As much wonderfully illustrated action as there is (with stunning art supplied by Gurihiru), it’s the many meaningful character relationships, and how their new situations test those relationships, that drive the story forward. Since this is the first issue, the focal points of the mini-series are set up here. Two of the main characters have assumed their rightful positions of power, but, as positive as their outlooks and motivations were when the first series ended, the characters are still very young. After the end of the 100-year war, they are tasked with rebuilding the recently-liberated civilizations, while mending the shattered relationships between the disparate cultures. Hoping to bring balance to the world quickly, they implement a hatchet solution, where a more refined approach would have been preferable.
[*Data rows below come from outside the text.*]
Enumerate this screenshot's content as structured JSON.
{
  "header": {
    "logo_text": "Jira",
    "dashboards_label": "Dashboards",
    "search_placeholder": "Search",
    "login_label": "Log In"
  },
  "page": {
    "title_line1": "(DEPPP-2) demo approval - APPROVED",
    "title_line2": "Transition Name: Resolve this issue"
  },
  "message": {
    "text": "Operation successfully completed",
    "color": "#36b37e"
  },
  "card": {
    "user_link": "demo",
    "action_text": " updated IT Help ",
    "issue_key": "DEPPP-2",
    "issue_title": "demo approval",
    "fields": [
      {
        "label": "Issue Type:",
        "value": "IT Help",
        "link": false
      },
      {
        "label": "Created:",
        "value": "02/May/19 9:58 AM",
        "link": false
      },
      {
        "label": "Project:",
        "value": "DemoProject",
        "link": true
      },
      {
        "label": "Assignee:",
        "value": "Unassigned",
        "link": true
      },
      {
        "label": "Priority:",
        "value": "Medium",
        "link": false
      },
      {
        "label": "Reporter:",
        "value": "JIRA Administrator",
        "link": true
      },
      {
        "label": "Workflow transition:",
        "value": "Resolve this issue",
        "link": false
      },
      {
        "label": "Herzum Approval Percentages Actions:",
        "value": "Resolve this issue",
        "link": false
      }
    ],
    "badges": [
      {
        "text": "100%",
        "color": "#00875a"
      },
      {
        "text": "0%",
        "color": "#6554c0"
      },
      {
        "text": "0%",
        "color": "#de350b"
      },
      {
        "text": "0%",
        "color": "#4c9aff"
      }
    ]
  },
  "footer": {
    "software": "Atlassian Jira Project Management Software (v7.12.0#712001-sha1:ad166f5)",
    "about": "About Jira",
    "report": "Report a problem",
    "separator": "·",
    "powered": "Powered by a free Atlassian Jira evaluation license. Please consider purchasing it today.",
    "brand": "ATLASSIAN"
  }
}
Understandably, new and complex conflicts arise due to that oversight. The issue ends on a subdued, but exceptionally thoughtful cliffhanger. The writers have a distinct vision and it’s playing out deliberately and exquisitely.
The biggest compliment I can give is that reading this – revisiting these memorable characters in new situations and recognizable locations – is like embracing an old friend. Catching up, you cannot comprehend how you grew apart in the first place, but are just elated that you have the chance to rekindle that friendship. As such, much like The Lost Adventures, going into this book without experiencing the original series in full will leave you confused, if not indifferent. Relationships are glossed over and key characters pop up at prudent storyline points, but you won’t be given any sort of introduction or background to them. Indeed, this tale is not for the newcomer.
The Promise is also a risky investment for those who are familiar with the source material. It hasn't been the case yet, but this mini-series could end up tampering with the essence of the original story and its enduring character personalities. Thankfully, what’s on offer so far is exemplary. As long as The Promise can consistently live up to the high standards that the original series set for it, you can consider “To Be Continued” a much sweeter end than “Happily Ever After.”
TL;DR: The first issue addresses the show’s aftermath with great respect and, even without the aural components to complement it, The Last Airbender’s essence is kept faithfully intact. You won’t be able to fully appreciate this without first watching the show, but if you have seen it, READ THIS NOW!
Avatar: The Last Airbender – The Promise is written by Gene Luen Yan, Bryan Konietzko, and Michael DiMartino, and illustrated by Gurihiru. Published by Dark Horse, you can ask for it at your local comic book shop or, support Spandexless by purchasing through our [Amazon web store] (http://astore.amazon.com/spandexless0e-20/detail/1595828117).